Fifth, be responsive rather than reactive, and get to the real issues. In every conflict, there are both presenting issues and root causes. The current debate over human sexuality that threatens to tear The United Methodist Church apart (which is just one of many concerns that fuel the fire) is a presenting issue for a centuries-old and traditional disagreement over the interpretation and authority of scripture. It has been historically much easier to be reactive to the presenting issue of the day (slavery, rights of women, world war, rights of minorities, economic justice, civil rights, Viet Nam, human sexual identity) than it has been to resolve our deeper theological and scriptural areas of disagreement and scholarly debate. From the very launch of what became the Methodist movement, our heritage has been one that acknowledges the breadth, depth, height, and width of the interpretation of Holy scripture and the fact that God’s Holy Spirit continuously and constantly working in God’s people to grow in their comprehension, understanding, and evolution. John Wesley was very clear that there is not only one right way to read and understand the Bible. As God’s people, discerning the will of God, growing in our faithfulness in a perpetually evolving world, we work out our collective salvation with fear and trembling. The majority (conditional language) of United Methodists today do not believe the same things or share the same understanding of scripture that our early Methodist, Evangelical Association, and United Brethren in Christ siblings held. A “one right way” approach to belief and thinking simply isn’t part of the Methodist DNA, and it leads to reactivity. I hold the opinion that we have not ever taken the risk or the time to engage in the deepest Christian conference around the true issues of disagreement in our fellowship. We debate the presenting issues until people are sick of them and we have done an egregious amount of harm, but we rarely address the root causes that could end most of our skirmishes. If we could name our subjective biases, name some objective goals and outcomes, and commit to be responsive rather than reactive, I believe we could be a much healthier church.

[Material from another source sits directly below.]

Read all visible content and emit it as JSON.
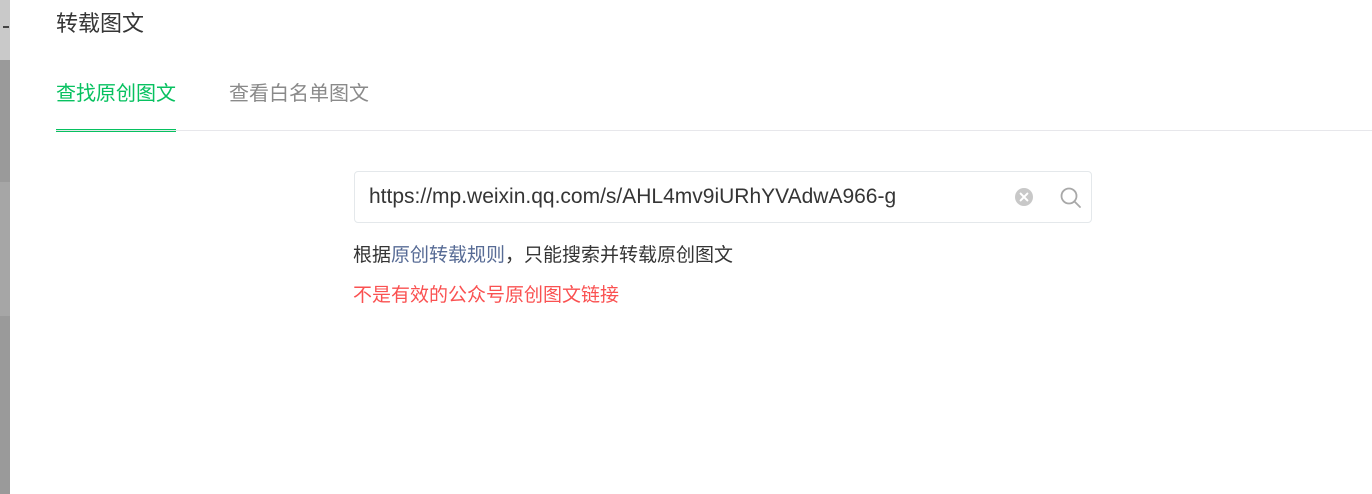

Okay, enough for now. Opinionism is a toxin, afflicting our culture, our church, and our world. What is the antidote? If Christians actually need to ask this question, it simply indicates how deeply the opinionism poison has spread. Monday I will continue this stream of consciousness with some thoughts on Reconcilable Differences.